Ablation — A procedure that is used to destroy cardiac tissue or conduction pathways that may be causing heart rhythm problems. Small wires called electrodes placed inside the heart during the procedure. These wires measure electrical activity in the heart and destroys problem areas.
Angina — A symptom of coronary artery disease (CAD), angina is chest pain or discomfort when blood flow to the heart is restricted. During angina, pain or pressure can be felt in the heart,
shoulders, arms, neck, jaw or back. It may feel like indigestion.
Angioplasty — A procedure that can restore blood flow to the heart by opening blocked or narrowed coronary arteries. Angioplasty is commonly used to improve symptoms of coronary heart disease (CHD), reduce damage to the heart muscle caused by a heart attack and reduce to the risk of death in certain patients.
Aortic Aneurysm — An abnormal dilation of the aorta, aortic aneurysms can cause pain, occlusion of the blood supply to various organs, serious bleeding, or even death. There are two types of aortic aneurysms: thoracic aortic aneurysm and abdominal aortic aneurysm.
Angiography — A procedure that uses a special dye and x-rays to see how blood flows through the heart. During angiography, a catheter is passed through an artery and up into the heart. Dye is injected into the catheter and x-ray images are taken to see how the dye moves through the artery.
Arrhythmia — A disorder of the heart’s electrical system indicated by a heart rate that is either too slow or too fast. The four main types of arrhythmia are premature (extra) beats, supraventricular, arrhythmias, ventricular arrhythmias, and bradyarrhythmias.

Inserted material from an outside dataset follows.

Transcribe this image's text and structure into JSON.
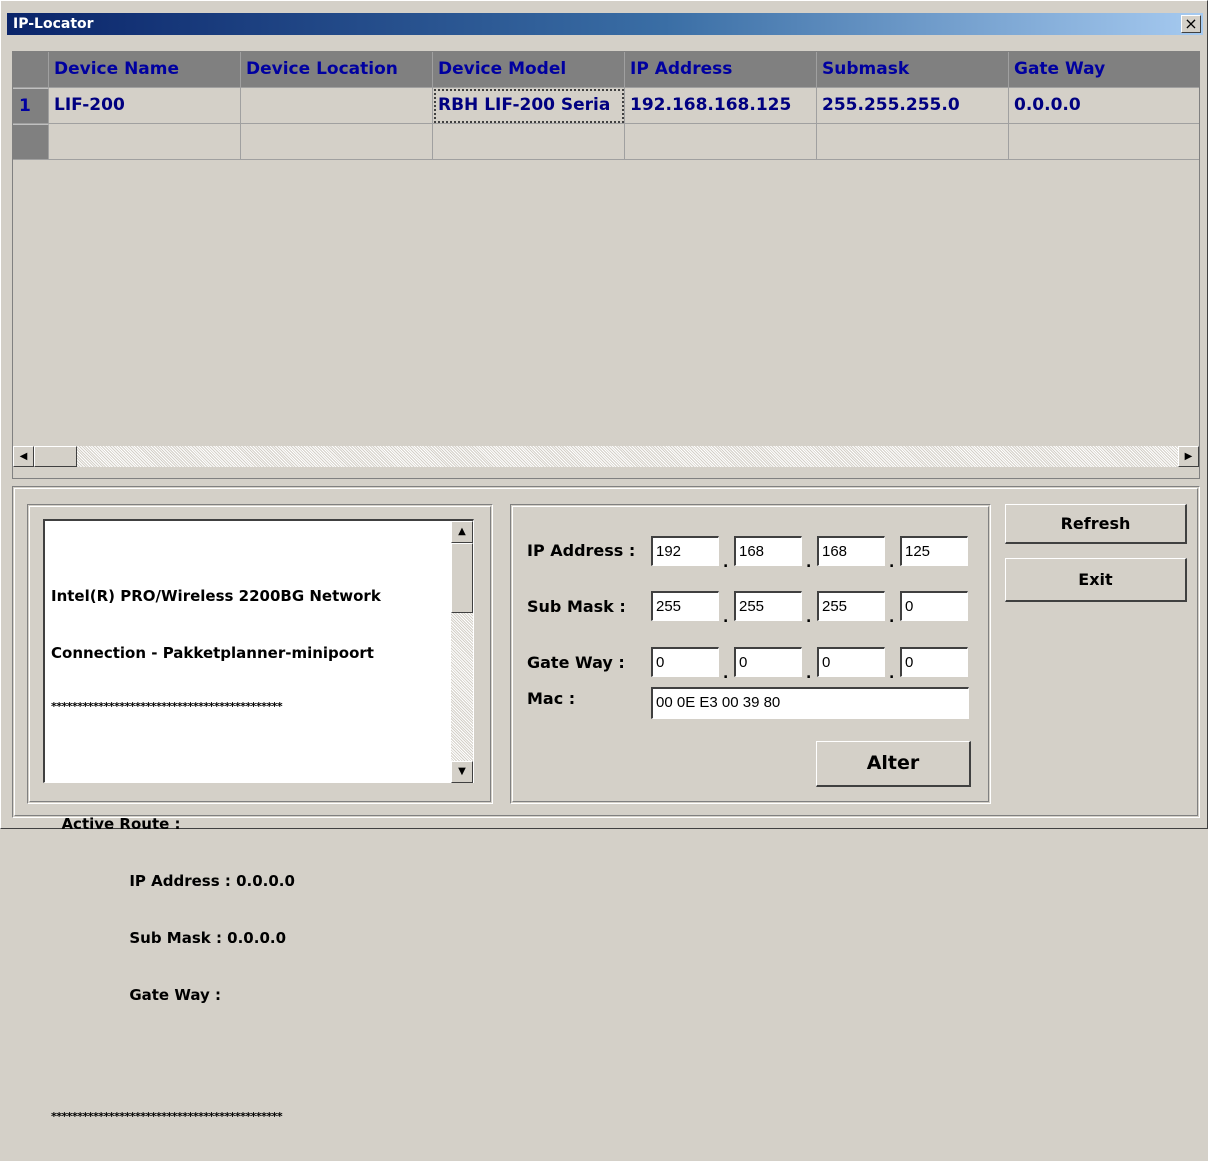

Atherosclerosis — A condition that occurs when fat, cholesterol, and other substances build up in the walls of arteries and form hard structures called plaques. Atherosclerosis can cause heart attack, stroke, or even death.

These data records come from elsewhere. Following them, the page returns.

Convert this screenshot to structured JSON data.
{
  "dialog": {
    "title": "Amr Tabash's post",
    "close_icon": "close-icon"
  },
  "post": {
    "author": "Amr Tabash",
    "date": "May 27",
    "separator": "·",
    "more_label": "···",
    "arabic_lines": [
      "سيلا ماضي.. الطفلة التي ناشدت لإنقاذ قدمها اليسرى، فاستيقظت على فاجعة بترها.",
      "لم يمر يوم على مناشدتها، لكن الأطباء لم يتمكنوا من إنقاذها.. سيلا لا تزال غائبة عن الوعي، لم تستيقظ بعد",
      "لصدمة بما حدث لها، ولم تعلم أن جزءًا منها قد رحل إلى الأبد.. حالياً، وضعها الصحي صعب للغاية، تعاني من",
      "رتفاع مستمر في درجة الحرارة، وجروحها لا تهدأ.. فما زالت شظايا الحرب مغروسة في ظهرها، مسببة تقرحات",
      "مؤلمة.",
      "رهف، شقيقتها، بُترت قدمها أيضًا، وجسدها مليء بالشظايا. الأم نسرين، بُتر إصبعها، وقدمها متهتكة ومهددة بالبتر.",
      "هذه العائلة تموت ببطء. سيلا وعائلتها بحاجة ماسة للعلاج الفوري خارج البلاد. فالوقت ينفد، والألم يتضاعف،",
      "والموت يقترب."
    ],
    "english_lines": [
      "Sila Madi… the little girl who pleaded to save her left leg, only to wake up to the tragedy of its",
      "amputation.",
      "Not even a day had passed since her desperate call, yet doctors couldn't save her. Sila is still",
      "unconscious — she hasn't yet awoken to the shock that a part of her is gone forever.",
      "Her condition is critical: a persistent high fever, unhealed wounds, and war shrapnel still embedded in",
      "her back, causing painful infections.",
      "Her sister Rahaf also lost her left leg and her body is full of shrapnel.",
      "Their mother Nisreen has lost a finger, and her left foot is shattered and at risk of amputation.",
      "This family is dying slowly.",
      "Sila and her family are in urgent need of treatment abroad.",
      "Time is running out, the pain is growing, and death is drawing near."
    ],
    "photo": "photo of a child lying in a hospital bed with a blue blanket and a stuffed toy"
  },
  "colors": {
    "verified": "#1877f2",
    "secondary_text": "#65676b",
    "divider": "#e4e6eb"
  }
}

Atrial Fibrillation (AF) — A common type of arrhythmia in which the heart rhythm is fast and irregular. People who suffer from AF may not know it; however, if left untreated, there is a higher risk of stroke or heart failure.
Coronary Artery Disease (CAD) — A type of heart disease that occurs when a buildup of cholesterol and other fats, calcium and elements (plaque) build up inside the coronary arteries. Plaque forms in the arteries over many years in a process called atherosclerosis.
Electrocardiogram (ECG/EKG) — A painless test that records changes in the electrical activity of the heart. An EKG is used to access heart rhythm, diagnose blood flow to the heart, diagnose a heart attack, and evaluate heart abnormalities.
Electrophysiology Study (EP Study) — An invasive, cardiac catheterization procedure that records the electrical activity of the heart. An EP Study is preformed to determine the cause of abnormal heart rhythm, to locate the site of an abnormal heart rhythm, and to choose appropriate treatment.
Hypertrophic Cardiomyopathy — A disease in which the heart muscle becomes
abnormally thick, making it harder for the heart to pump blood. Hypertrophic
cardiomyopathy can lead to heart failure or cardiac arrhythmias.
Mitral stenosis — A condition that occurs when the mitral valve does not open properly, causing blood flow to be blocked from the left ventricle. The main cause of mitral valve stenosis is rheumatic fever.
Pulmonary valve stenosis — A condition in which blood flow from the heart to the lungs is slowed by a deformed pulmonary valve, or a deformity above or below the valve. This defect occurs when the unborn baby (fetus) is developing.
Supraventricular Tachycardia — Rapid rhythm of the heart that begins in the atria. Symptoms of supraventricular tachycardia include: palpitations, lightheadedness, dizziness, loss of consciousness, chest pain, and shortness of breath.
Ventricular Fibrillation (VF) — An extremely rapid heart rhythm originating in the ventricles. VF causes immediate loss of consciousness and can be life threatening. It is the most common cause of sudden death.